Over the next few years, software applications will be purchased as services from application service providers, or ASPs. These are companies like
and others, which can be accessed through these same browsers.
This trend will quicken the pace of obsolescence for enterprise software companies, which, with their erratic earnings, have proved to be a tough area of investment. I think this trend is so powerful that I predict that most enterprise software companies -- which sell huge numbers of software in make-or-break-the-quarter fashion and whose business models require spending 50% of revenues on sales and marketing -- are now dinosaurs.
After some initial reluctance, the telcos are beginning to install next-generation equipment, including digital subscriber line service and "Voice Over Internet" functionality. To accomplish this, they are integrating new Internet Protocol networks with the old circuit-switched networks. The idea here is to provide enhanced services at lower cost than with the Class 5 switches (the current standard telephone switch from
that currently populate phone company central switching offices). My bet is that within five years, the Class 5 switch will be functionally replaceable with Internet Protocol equipment, a la
Retailing always was tough, but it's getting tougher. Electronic commerce is collapsing the distribution channel, causing huge changes in how products are distributed from wholesalers to retailers. The biggest change arises from the fact that online retailers have separated merchandising from inventory management. So while new Internet retailers -- like
-- aggregate buyers, they don't get their hands dirty in the warehouse. That's left up to distributors, such as
, which now manages product logistics.
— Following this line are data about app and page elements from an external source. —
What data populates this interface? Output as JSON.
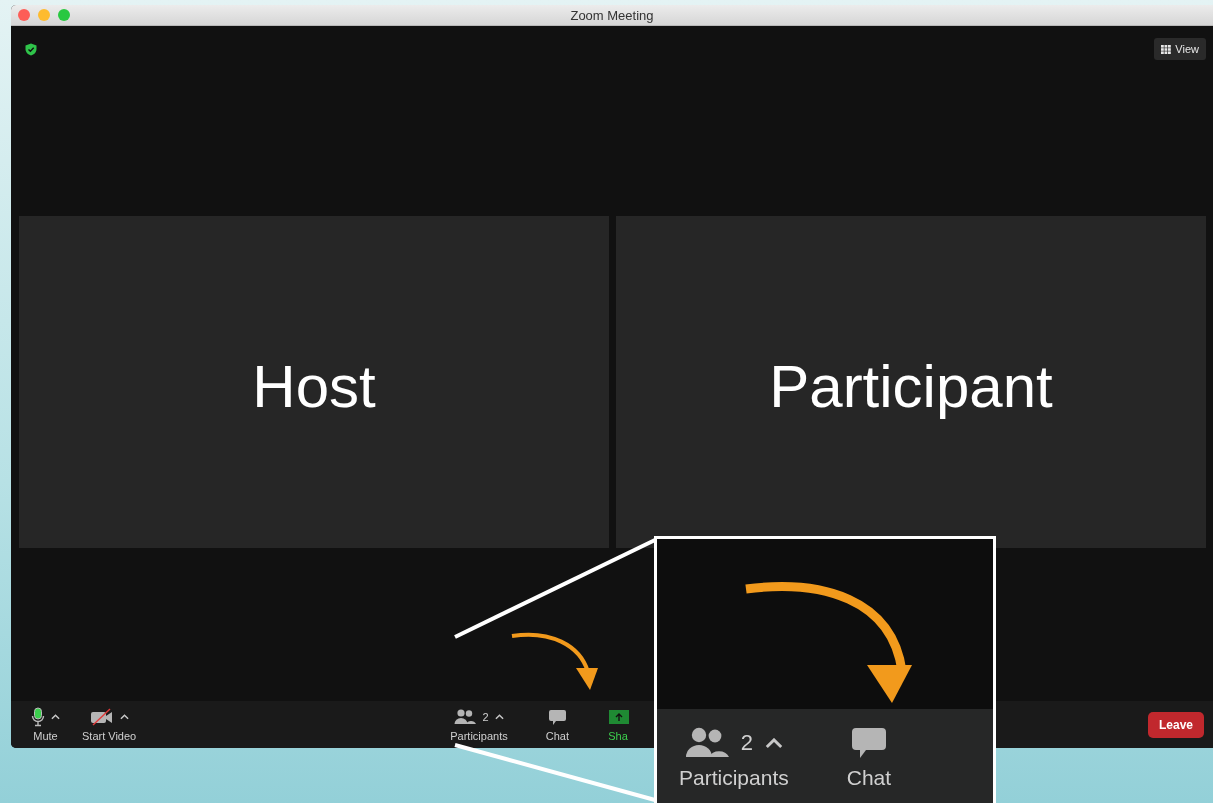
{
  "window": {
    "title": "Zoom Meeting"
  },
  "top_bar": {
    "view_button": "View"
  },
  "tiles": [
    {
      "label": "Host"
    },
    {
      "label": "Participant"
    }
  ],
  "toolbar": {
    "left": [
      {
        "kind": "mic",
        "label": "Mute",
        "muted": false,
        "caret": true
      },
      {
        "kind": "video",
        "label": "Start Video",
        "video_on": false,
        "caret": true
      }
    ],
    "center": [
      {
        "kind": "participants",
        "label": "Participants",
        "badge": "2",
        "caret": true
      },
      {
        "kind": "chat",
        "label": "Chat",
        "caret": false
      },
      {
        "kind": "share",
        "label": "Sha",
        "caret": false
      }
    ],
    "leave": "Leave"
  },
  "callout": {
    "items": [
      {
        "kind": "participants",
        "label": "Participants",
        "badge": "2",
        "caret": true
      },
      {
        "kind": "chat",
        "label": "Chat",
        "caret": false
      }
    ]
  }
}
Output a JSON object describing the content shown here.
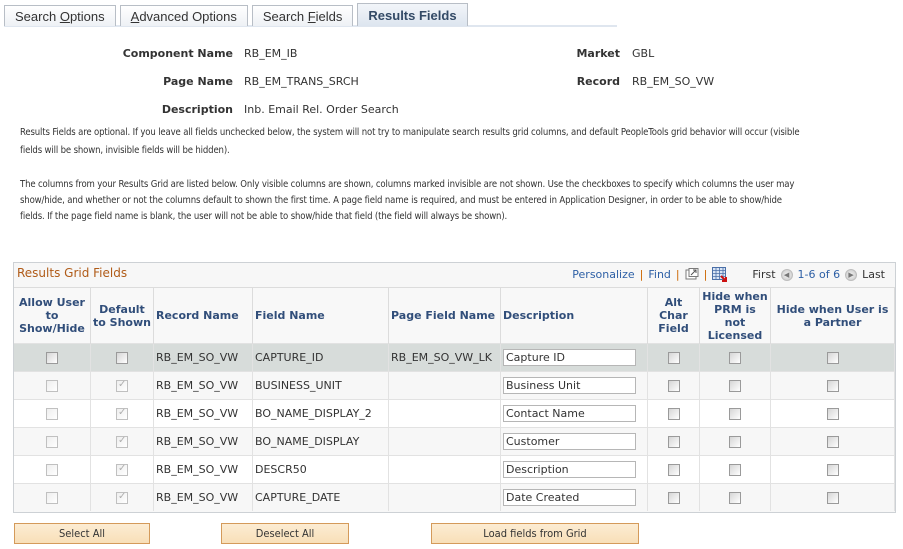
{
  "tabs": [
    {
      "label_pre": "Search ",
      "label_u": "O",
      "label_post": "ptions",
      "active": false
    },
    {
      "label_pre": "",
      "label_u": "A",
      "label_post": "dvanced Options",
      "active": false
    },
    {
      "label_pre": "Search ",
      "label_u": "F",
      "label_post": "ields",
      "active": false
    },
    {
      "label": "Results Fields",
      "active": true
    }
  ],
  "header": {
    "component_name_label": "Component Name",
    "component_name": "RB_EM_IB",
    "page_name_label": "Page Name",
    "page_name": "RB_EM_TRANS_SRCH",
    "description_label": "Description",
    "description": "Inb. Email Rel. Order Search",
    "market_label": "Market",
    "market": "GBL",
    "record_label": "Record",
    "record": "RB_EM_SO_VW"
  },
  "info": {
    "para1": "Results Fields are optional. If you leave all fields unchecked below, the system will not try to manipulate search results grid columns, and default PeopleTools grid behavior will occur (visible fields will be shown, invisible fields will be hidden).",
    "para2": "The columns from your Results Grid are listed below. Only visible columns are shown, columns marked invisible are not shown. Use the checkboxes to specify which columns the user may show/hide, and whether or not the columns default to shown the first time. A page field name is required, and must be entered in Application Designer, in order to be able to show/hide fields. If the page field name is blank, the user will not be able to show/hide that field (the field will always be shown)."
  },
  "grid": {
    "title": "Results Grid Fields",
    "personalize": "Personalize",
    "find": "Find",
    "separator": "|",
    "first": "First",
    "range": "1-6 of 6",
    "last": "Last",
    "columns": {
      "allow": "Allow User to Show/Hide",
      "default": "Default to Shown",
      "record": "Record Name",
      "field": "Field Name",
      "page_field": "Page Field Name",
      "description": "Description",
      "alt_char": "Alt Char Field",
      "hide_prm": "Hide when PRM is not Licensed",
      "hide_partner": "Hide when User is a Partner"
    },
    "rows": [
      {
        "allow": false,
        "allow_enabled": true,
        "default": false,
        "default_enabled": true,
        "record": "RB_EM_SO_VW",
        "field": "CAPTURE_ID",
        "page_field": "RB_EM_SO_VW_LK",
        "description": "Capture ID",
        "alt_char": false,
        "hide_prm": false,
        "hide_partner": false
      },
      {
        "allow": false,
        "allow_enabled": false,
        "default": true,
        "default_enabled": false,
        "record": "RB_EM_SO_VW",
        "field": "BUSINESS_UNIT",
        "page_field": "",
        "description": "Business Unit",
        "alt_char": false,
        "hide_prm": false,
        "hide_partner": false
      },
      {
        "allow": false,
        "allow_enabled": false,
        "default": true,
        "default_enabled": false,
        "record": "RB_EM_SO_VW",
        "field": "BO_NAME_DISPLAY_2",
        "page_field": "",
        "description": "Contact Name",
        "alt_char": false,
        "hide_prm": false,
        "hide_partner": false
      },
      {
        "allow": false,
        "allow_enabled": false,
        "default": true,
        "default_enabled": false,
        "record": "RB_EM_SO_VW",
        "field": "BO_NAME_DISPLAY",
        "page_field": "",
        "description": "Customer",
        "alt_char": false,
        "hide_prm": false,
        "hide_partner": false
      },
      {
        "allow": false,
        "allow_enabled": false,
        "default": true,
        "default_enabled": false,
        "record": "RB_EM_SO_VW",
        "field": "DESCR50",
        "page_field": "",
        "description": "Description",
        "alt_char": false,
        "hide_prm": false,
        "hide_partner": false
      },
      {
        "allow": false,
        "allow_enabled": false,
        "default": true,
        "default_enabled": false,
        "record": "RB_EM_SO_VW",
        "field": "CAPTURE_DATE",
        "page_field": "",
        "description": "Date Created",
        "alt_char": false,
        "hide_prm": false,
        "hide_partner": false
      }
    ]
  },
  "buttons": {
    "select_all": "Select All",
    "deselect_all": "Deselect All",
    "load_fields": "Load fields from Grid"
  },
  "colors": {
    "grid_title": "#b05b18",
    "header_text": "#314e7a",
    "link": "#2e60a6",
    "selected_row": "#d7dcda",
    "button_bg": "#fbe6c6",
    "button_border": "#d49a5a"
  }
}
, with its recent success and additional product lines, has grown large enough to do both, thus it's building large regional warehouses. But that raises a completely different question: Will doing both slow the company down?
Andy Kessler is a partner at Velocity Capital and runs a technology and communications fund out of Palo Alto, Calif. This column is not meant as a solicitation for transactions; it is instead meant to provide insight into the methods of venture capital, technology and investing. At time of publication, Kessler's firm was long Exodus Communications, although holdings can change at any time. Under no circumstances does the information in this column represent a recommendation to buy or sell stocks. While he cannot provide investment advice or recommendations, Kessler appreciates your feedback at